However, the legal framework is not identical to the one in the United-States. Indeed, Section 27 of Freedom of the Press Act of the 29th of July 1881 sanctions “the publication dissemination or reproduction , by any means whatsoever, of false news, fabricated, falsified or deceptively attributed to third parties when, in bad faith, it has disturbed the public peace, or is likely to disturb it”. It is punishable by a fine of €45.000.
This section limits fake news published by French media. Nonetheless, its scope is not broad enough to encompass all media outlets and is limited to specific malicious intent publications disturbing or likely to disturb public peace.
In order to better address the issue, the French President, M. Macron, announced that a Bill will be introduced shortly to fight against the dissemination of false information on the Internet during an election period. He namely states that platforms will be subject to a more stringent transparency requirement on all sponsored content. Mathias Avocats will keep you informed of the next steps taken.

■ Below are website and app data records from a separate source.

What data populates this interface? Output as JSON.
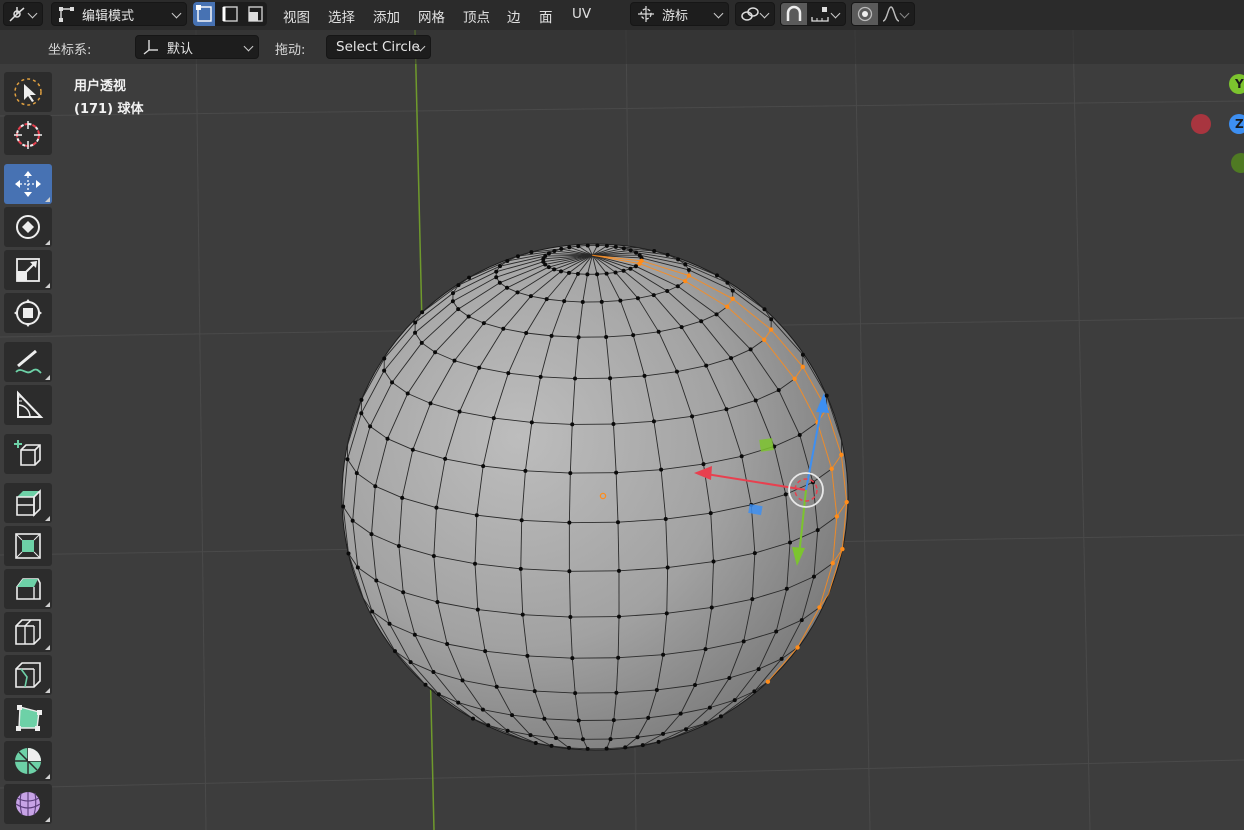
{
  "header": {
    "mode_label": "编辑模式",
    "menus": [
      "视图",
      "选择",
      "添加",
      "网格",
      "顶点",
      "边",
      "面",
      "UV"
    ],
    "pivot_label": "游标"
  },
  "tool_settings": {
    "orientation_label": "坐标系:",
    "orientation_value": "默认",
    "drag_label": "拖动:",
    "drag_value": "Select Circle"
  },
  "viewport": {
    "view_name": "用户透视",
    "object_info": "(171) 球体"
  },
  "gizmo": {
    "axis_y": "Y",
    "axis_z": "Z"
  },
  "toolbar": {
    "tools": [
      "select-box",
      "cursor",
      "move",
      "rotate",
      "scale",
      "transform",
      "annotate",
      "measure",
      "add-cube",
      "extrude-region",
      "inset-faces",
      "bevel",
      "loop-cut",
      "knife",
      "poly-build",
      "spin",
      "smooth"
    ],
    "active_tool": "move"
  },
  "colors": {
    "accent": "#4772b3",
    "selection": "#ff8c1a",
    "axis_x": "#e8404f",
    "axis_y": "#7cc42e",
    "axis_z": "#3d8ff2"
  }
}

It must be underlined that initiatives have also been taken by the European Union (EU). The European Commission launched a public consultation on fake news and online disinformation. It will end on February 23rd, 2018. The Commission further set up a Group comprised of several experts to work on the issues of fake news and on the development of a strategy. The latter should be made public in Spring 2018.
Can steps be taken to avoid fake news?
If the law can’t protect people from fake news, there are several simple steps which can be taken to determine if the information is true or false. For example, when surfing the web, one should look at the URL of the page and see if there is any indication of satirical content or discrepancies with real media outlets. Furthermore, one must be vigilant concerning citations of sources of information.
There are also several websites which research rumours and false stories and identify them as such (ex: Snopes.com, FactCheck.org, PolitiFact.com…). One can also fact check the story oneself. They key element is to remain vigilant.
Mathias Avocats will keep you informed of any further development.